When it comes to treatment, a single guiding light pertains: Discovering a child’s authentic gender is not for us to say but for the child to tell. The major challenge is to decipher what the child is showing us in word, affect, and action about two aspects of gender: gender identity and gender expression. Gender identity is quite basic: Who am I—male, female, or other? Gender expression refers to how I present my gender to the world—the toys I like to play with, the children I like to have as friends, the activities I like to do, the clothes I like to wear, and so forth. This is not to be confused with a child’s sexual development, which is a separate although sometimes criss-crossing developmental track—a confusion that typically takes the form of, “He likes to wear makeup and jewelry, so he’s going to be gay.” That may be true, but there are other potential meanings of that behavior. He may be trying to communicate that he is not the boy we think he is, and that he is in fact a girl who likes makeup and jewelry. Or, he may be a boy who simply likes jewelry and makeup, period. Nature, nurture, and culture all come together to create the core of the child’s authentic gender self. We must keep all this in mind as we sharpen our translation skills to better understand the messages children deliver to us about their gender.

How can we as clinicians better understand and treat these gender-nonconforming children? In general, the clinical tools needed are no different from the ones we learned to use with any child: listening, mirroring, play, interpretation, suspension in a state of not knowing, monitoring our countertransference feelings, applying cultural sensitivity, and collaborating with parents and other professionals. But two of those tools, mirroring and suspension in a state of not knowing, have proven to be the most critical in this population. Mirroring helps because the greatest assault on a gender-nonconforming child’s psyche is the distorted gender image reflected back to the child based on the other person’s perceptions, needs, or beliefs rather than the child’s inner knowing of the self. Suspension in a state of not knowing is important because it shows the child that you are not being judgmental, and that you are willing to let the child take the lead as you help in understanding the child’s gender identity.

Basic Premises of the Gender-Affirmative Model

  1. Gender variations are not disorders
  2. Gender presentations are diverse and varied across cultures, requiring cultural sensitivity
  3. Gender involves an interweaving, over time, of biology; development and socialization; and culture and context
  4. Gender may be fluid; it is not always binary
  5. If present, individual psychological/psychiatric problems are more often than not secondary to negative interpersonal and cultural reactions to a child
  6. Gender pathology lies more in the culture than in the child
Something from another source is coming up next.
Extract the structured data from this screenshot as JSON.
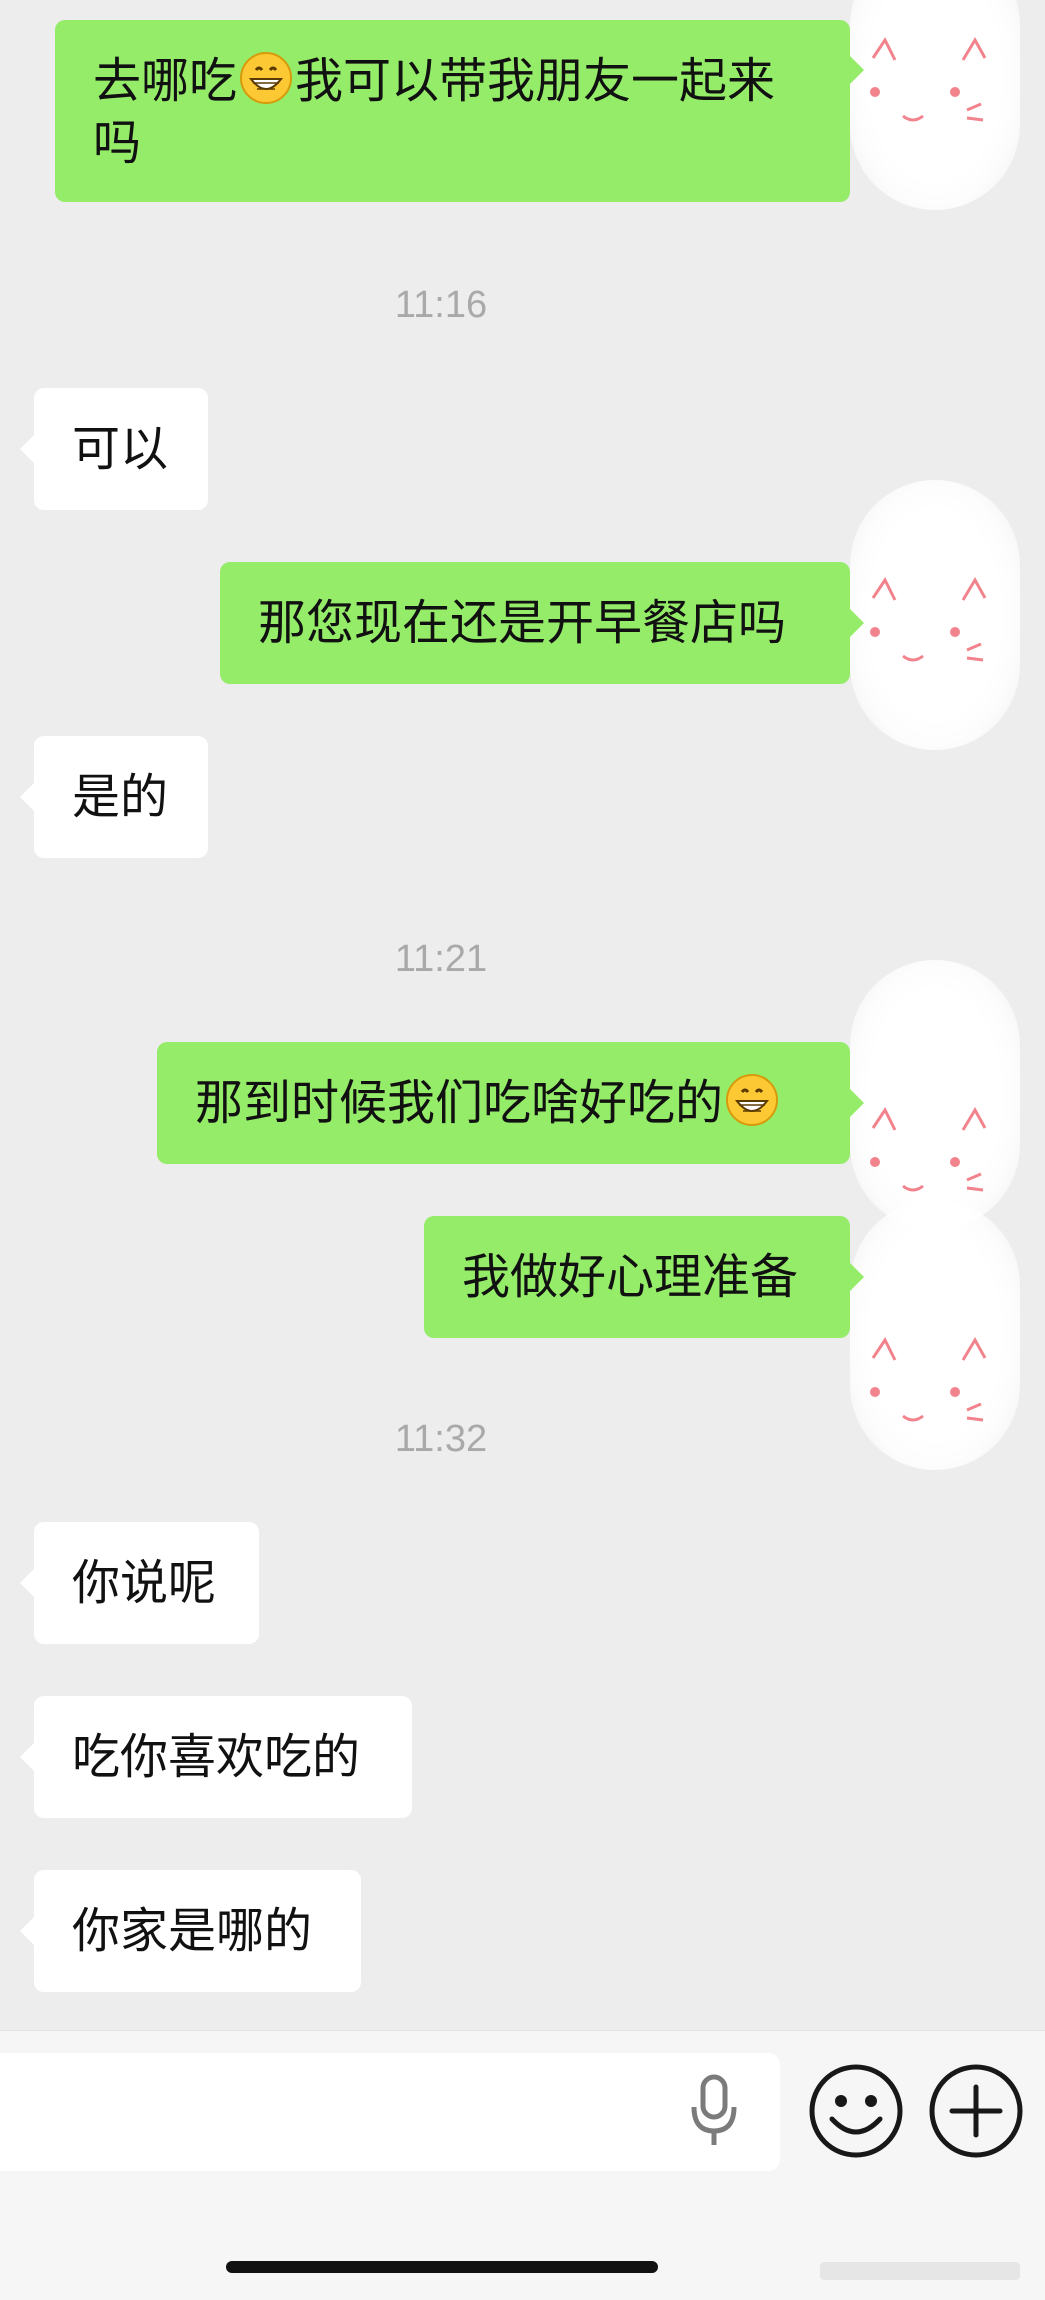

CCPR Verdict: Whether you are a general practitioner or a gender specialist, your gender-nonconforming child or adolescent patient will rely on you to use the two primary skills well—mirroring and the ability to remain suspended in a state of not knowing. If you do, you will find a child blossoming in gender discoveries, protected from the risks of anxiety, depression, self-harm, and suicidality that might develop in the absence of robust gender supports (Grossman AH and D’Augelli AR, Suicide and Life Threatening Behavior 2007;37(5):527–537; Roberts AL et al, Pediatrics 2012;129(3):410–417). Isn’t that what we would want for all our patients?